Managing your mental health in the New Year – DiscoverHumboldt.com

The holidays are over, and the new year has begun, which can be a time of stress for many people. 

Rebecca Rackow, Director of Advocacy, Research, and Public Policy Development with the Saskatchewan Division of the Canadian Mental Health Association (CMHA), says that people may start to worry as the holiday bills from presents and meals start to roll in. “It can be very stressful, wondering ‘oh my goodness, how did I rack that up, and how am I going to pay for it?’” 

She says people should focus on one thing at a time. “Look at it in tiny chunks, and take little pieces off, rather than looking at the whole thing. Sometimes it helps a person not feel quite as down about that.” 

Attempting to keep New Years Resolutions like changing diets, exercising, or quitting smoking can also have people experiencing negative feelings. Rackow says that resolutions can be a good idea in giving people goals to work towards, but she urges people to be kind to themselves and set reasonable expectations.  

 

“The problem happens when people stop doing it, or can’t do it for a day, or however long, and feel very badly about themselves.” 

She says to take it day by day when trying to keep resolutions. “It’s okay to mess up and start again when you’re doing something like that. [Maintain] that positive self-talk, saying you did very well up until this point, and you’ll do well again tomorrow.” 

Having a goal of self-care for 2024 is something else that Rackow suggests. “That you’ll do something good or kind for yourself – once a week, or every day – a little thing. Self-care is very important for maintaining mental health.” 
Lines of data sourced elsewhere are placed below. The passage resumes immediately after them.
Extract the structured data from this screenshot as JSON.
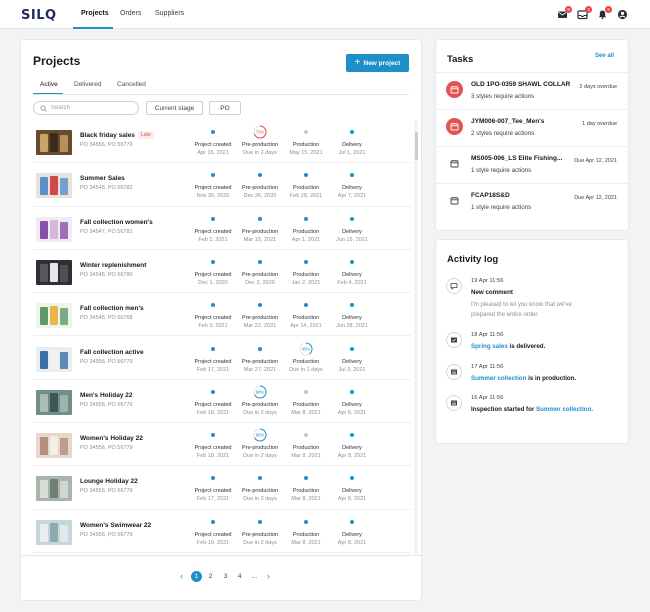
{
  "nav": {
    "logo": "SILQ",
    "items": [
      "Projects",
      "Orders",
      "Suppliers"
    ],
    "badges": {
      "messages": "9",
      "inbox": "3",
      "alerts": "2"
    }
  },
  "projects": {
    "title": "Projects",
    "new_button": "New project",
    "tabs": [
      "Active",
      "Delivered",
      "Cancelled"
    ],
    "search_placeholder": "Search",
    "filters": [
      "Current stage",
      "PO"
    ],
    "stage_labels": [
      "Project created",
      "Pre-production",
      "Production",
      "Delivery"
    ],
    "rows": [
      {
        "name": "Black friday sales",
        "po": "PO 34556, PO 56779",
        "late": "Late",
        "thumb": "bf",
        "dates": [
          "Apr 15, 2021",
          "Due in 2 days",
          "May 15, 2021",
          "Jul 1, 2021"
        ],
        "stage_marks": [
          "done",
          "ring-red:70%",
          "todo",
          "done"
        ],
        "progress": 0.7
      },
      {
        "name": "Summer Sales",
        "po": "PO 34548, PO 56782",
        "thumb": "ss",
        "dates": [
          "Nov 30, 2020",
          "Dec 26, 2020",
          "Feb 28, 2021",
          "Apr 7, 2021"
        ],
        "stage_marks": [
          "done",
          "done",
          "done",
          "done"
        ]
      },
      {
        "name": "Fall collection women's",
        "po": "PO 34547, PO 56781",
        "thumb": "fw",
        "dates": [
          "Feb 1, 2021",
          "Mar 15, 2021",
          "Apr 1, 2021",
          "Jun 15, 2021"
        ],
        "stage_marks": [
          "done",
          "done",
          "done",
          "done"
        ]
      },
      {
        "name": "Winter replenishment",
        "po": "PO 34546, PO 56780",
        "thumb": "wr",
        "dates": [
          "Dec 1, 2020",
          "Dec 3, 2020",
          "Jan 2, 2021",
          "Feb 4, 2021"
        ],
        "stage_marks": [
          "done",
          "done",
          "done",
          "done"
        ]
      },
      {
        "name": "Fall collection men's",
        "po": "PO 34545, PO 56768",
        "thumb": "fm",
        "dates": [
          "Feb 3, 2021",
          "Mar 22, 2021",
          "Apr 14, 2021",
          "Jun 28, 2021"
        ],
        "stage_marks": [
          "done",
          "done",
          "done",
          "done"
        ]
      },
      {
        "name": "Fall collection active",
        "po": "PO 34556, PO 56779",
        "thumb": "fa",
        "dates": [
          "Feb 17, 2021",
          "Mar 27, 2021",
          "Due in 2 days",
          "Jul 3, 2021"
        ],
        "stage_marks": [
          "done",
          "done",
          "ring-blue:40%",
          "done"
        ],
        "progress": 0.4
      },
      {
        "name": "Men's Holiday 22",
        "po": "PO 34556, PO 56779",
        "thumb": "mh",
        "dates": [
          "Feb 18, 2021",
          "Due in 2 days",
          "Mar 8, 2021",
          "Apr 8, 2021"
        ],
        "stage_marks": [
          "done",
          "ring-blue:68%",
          "todo",
          "done"
        ],
        "progress": 0.68
      },
      {
        "name": "Women's Holiday 22",
        "po": "PO 34556, PO 56779",
        "thumb": "wh",
        "dates": [
          "Feb 18, 2021",
          "Due in 2 days",
          "Mar 8, 2021",
          "Apr 8, 2021"
        ],
        "stage_marks": [
          "done",
          "ring-blue:68%",
          "todo",
          "done"
        ],
        "progress": 0.68
      },
      {
        "name": "Lounge Holiday 22",
        "po": "PO 34556, PO 56779",
        "thumb": "lh",
        "dates": [
          "Feb 17, 2021",
          "Due in 2 days",
          "Mar 8, 2021",
          "Apr 8, 2021"
        ],
        "stage_marks": [
          "done",
          "done",
          "done",
          "done"
        ]
      },
      {
        "name": "Women's Swimwear 22",
        "po": "PO 34556, PO 56779",
        "thumb": "sw",
        "dates": [
          "Feb 19, 2021",
          "Due in 2 days",
          "Mar 8, 2021",
          "Apr 8, 2021"
        ],
        "stage_marks": [
          "done",
          "done",
          "done",
          "done"
        ]
      }
    ],
    "pagination": {
      "pages": [
        "1",
        "2",
        "3",
        "4",
        "..."
      ],
      "current": "1"
    }
  },
  "tasks": {
    "title": "Tasks",
    "see_all": "See all",
    "items": [
      {
        "name": "OLD 1PO-0359 SHAWL COLLAR",
        "desc": "3 styles require actions",
        "due": "2 days overdue",
        "status": "overdue"
      },
      {
        "name": "JYM006-007_Tee_Men's",
        "desc": "2 styles require actions",
        "due": "1 day overdue",
        "status": "overdue"
      },
      {
        "name": "MS005-006_LS Elite Fishing...",
        "desc": "1 style require actions",
        "due": "Due Apr 12, 2021",
        "status": "normal"
      },
      {
        "name": "FCAP18S&D",
        "desc": "1 style require actions",
        "due": "Due Apr 12, 2021",
        "status": "normal"
      }
    ]
  },
  "activity": {
    "title": "Activity log",
    "items": [
      {
        "time": "19 Apr 11:56",
        "text": "New comment",
        "body": [
          "I'm pleased to let you know that we've",
          "prepared the entire order."
        ],
        "icon": "comment-icon"
      },
      {
        "time": "18 Apr 11:56",
        "link": "Spring sales",
        "suffix": " is delivered.",
        "icon": "delivered-icon"
      },
      {
        "time": "17 Apr 11:56",
        "link": "Summer collection",
        "suffix": " is in production.",
        "icon": "production-icon"
      },
      {
        "time": "16 Apr 11:56",
        "prefix": "Inspection started for ",
        "link": "Summer collection.",
        "icon": "inspection-icon"
      }
    ]
  },
  "colors": {
    "accent": "#1e8fc9",
    "danger": "#e14c4c",
    "todo": "#c4c8ce"
  }
}
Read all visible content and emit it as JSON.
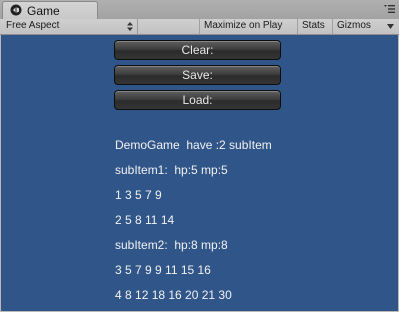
{
  "tab": {
    "title": "Game",
    "icon": "unity-logo-icon",
    "menu_icon": "panel-menu-icon"
  },
  "toolbar": {
    "aspect_label": "Free Aspect",
    "maximize_label": "Maximize on Play",
    "stats_label": "Stats",
    "gizmos_label": "Gizmos"
  },
  "colors": {
    "game_background": "#305589",
    "button_text": "#e8e8e8",
    "label_text": "#f2f2f2"
  },
  "game": {
    "buttons": {
      "clear": "Clear:",
      "save": "Save:",
      "load": "Load:"
    },
    "lines": [
      "DemoGame  have :2 subItem",
      "subItem1:  hp:5 mp:5",
      "1 3 5 7 9",
      "2 5 8 11 14",
      "subItem2:  hp:8 mp:8",
      "3 5 7 9 9 11 15 16",
      "4 8 12 18 16 20 21 30"
    ]
  }
}
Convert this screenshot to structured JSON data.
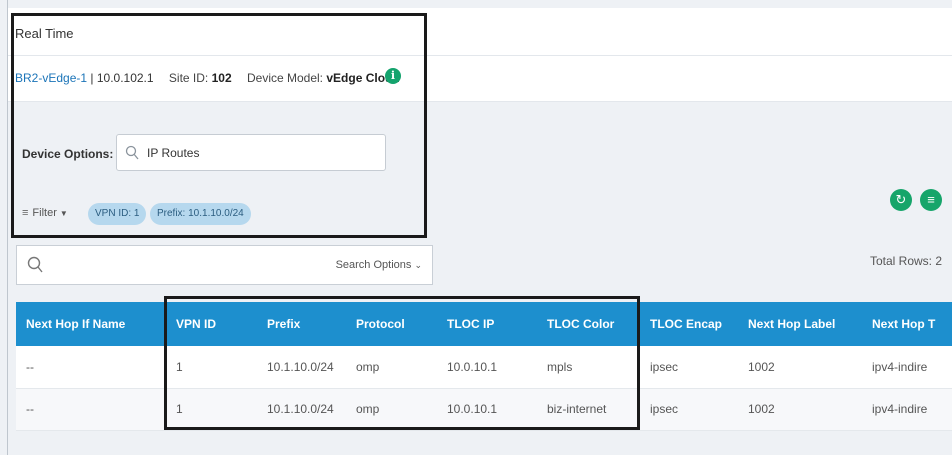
{
  "page": {
    "title": "Real Time"
  },
  "device": {
    "name": "BR2-vEdge-1",
    "ip": "10.0.102.1",
    "site_label": "Site ID:",
    "site_id": "102",
    "model_label": "Device Model:",
    "model": "vEdge Cloud",
    "info_icon": "info-icon"
  },
  "options": {
    "label": "Device Options:",
    "value": "IP Routes",
    "icon": "search-icon"
  },
  "filter": {
    "label": "Filter",
    "icon": "filter-icon",
    "chips": [
      "VPN ID: 1",
      "Prefix: 10.1.10.0/24"
    ]
  },
  "actions": {
    "refresh_icon": "refresh-icon",
    "menu_icon": "menu-icon"
  },
  "search": {
    "icon": "search-icon",
    "options_label": "Search Options"
  },
  "total_rows": "Total Rows: 2",
  "table": {
    "columns": [
      "Next Hop If Name",
      "VPN ID",
      "Prefix",
      "Protocol",
      "TLOC IP",
      "TLOC Color",
      "TLOC Encap",
      "Next Hop Label",
      "Next Hop T"
    ],
    "rows": [
      [
        "--",
        "1",
        "10.1.10.0/24",
        "omp",
        "10.0.10.1",
        "mpls",
        "ipsec",
        "1002",
        "ipv4-indire"
      ],
      [
        "--",
        "1",
        "10.1.10.0/24",
        "omp",
        "10.0.10.1",
        "biz-internet",
        "ipsec",
        "1002",
        "ipv4-indire"
      ]
    ]
  },
  "colors": {
    "header": "#1d8fce",
    "chip": "#b6d8ee",
    "accent_green": "#16a56a",
    "link": "#1b74b8"
  }
}
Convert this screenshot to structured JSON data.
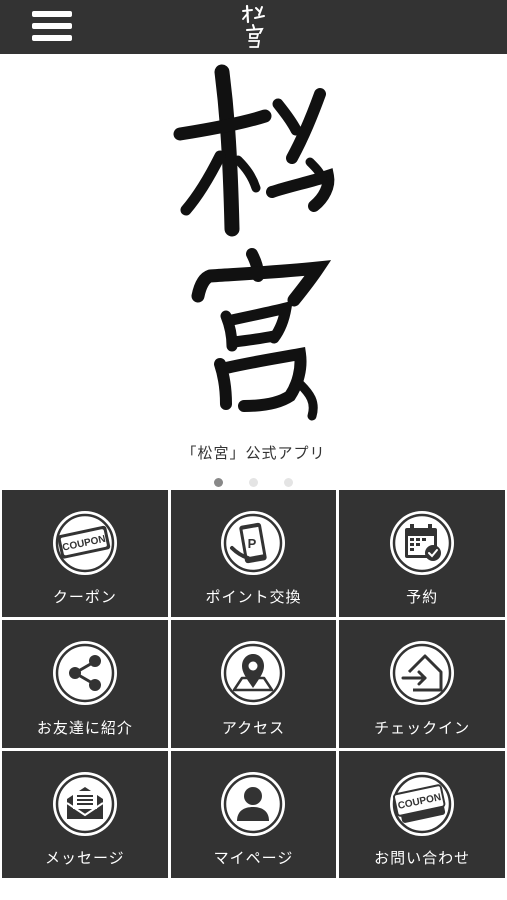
{
  "header": {
    "menu_icon": "hamburger-menu-icon",
    "logo_text": "松宮"
  },
  "hero": {
    "logo_text": "松宮",
    "caption": "「松宮」公式アプリ",
    "carousel_pages": 3,
    "carousel_active": 1
  },
  "menu": {
    "items": [
      {
        "label": "クーポン",
        "icon": "coupon-icon"
      },
      {
        "label": "ポイント交換",
        "icon": "point-exchange-icon"
      },
      {
        "label": "予約",
        "icon": "calendar-check-icon"
      },
      {
        "label": "お友達に紹介",
        "icon": "share-icon"
      },
      {
        "label": "アクセス",
        "icon": "map-pin-icon"
      },
      {
        "label": "チェックイン",
        "icon": "checkin-icon"
      },
      {
        "label": "メッセージ",
        "icon": "message-icon"
      },
      {
        "label": "マイページ",
        "icon": "user-icon"
      },
      {
        "label": "お問い合わせ",
        "icon": "contact-coupon-icon"
      }
    ],
    "coupon_text": "COUPON",
    "point_text": "P"
  },
  "colors": {
    "bar": "#333333",
    "tile": "#333333",
    "text_light": "#ffffff",
    "dot_active": "#888888",
    "dot_inactive": "#e4e4e4"
  }
}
The Hope Learning Centre based in Regina offers free courses that could be helpful, such as Challenging Procrastination, as well as Managing Your Inner Critic. Many have virtual options that take place over Zoom, and you can find their offerings here.  

 

Rackow says not to hesitate to reach for help if you are struggling in the new year. If you or someone you know is having thoughts of suicide, calling or texting the national suicide crisis helpline at 988 is always an option.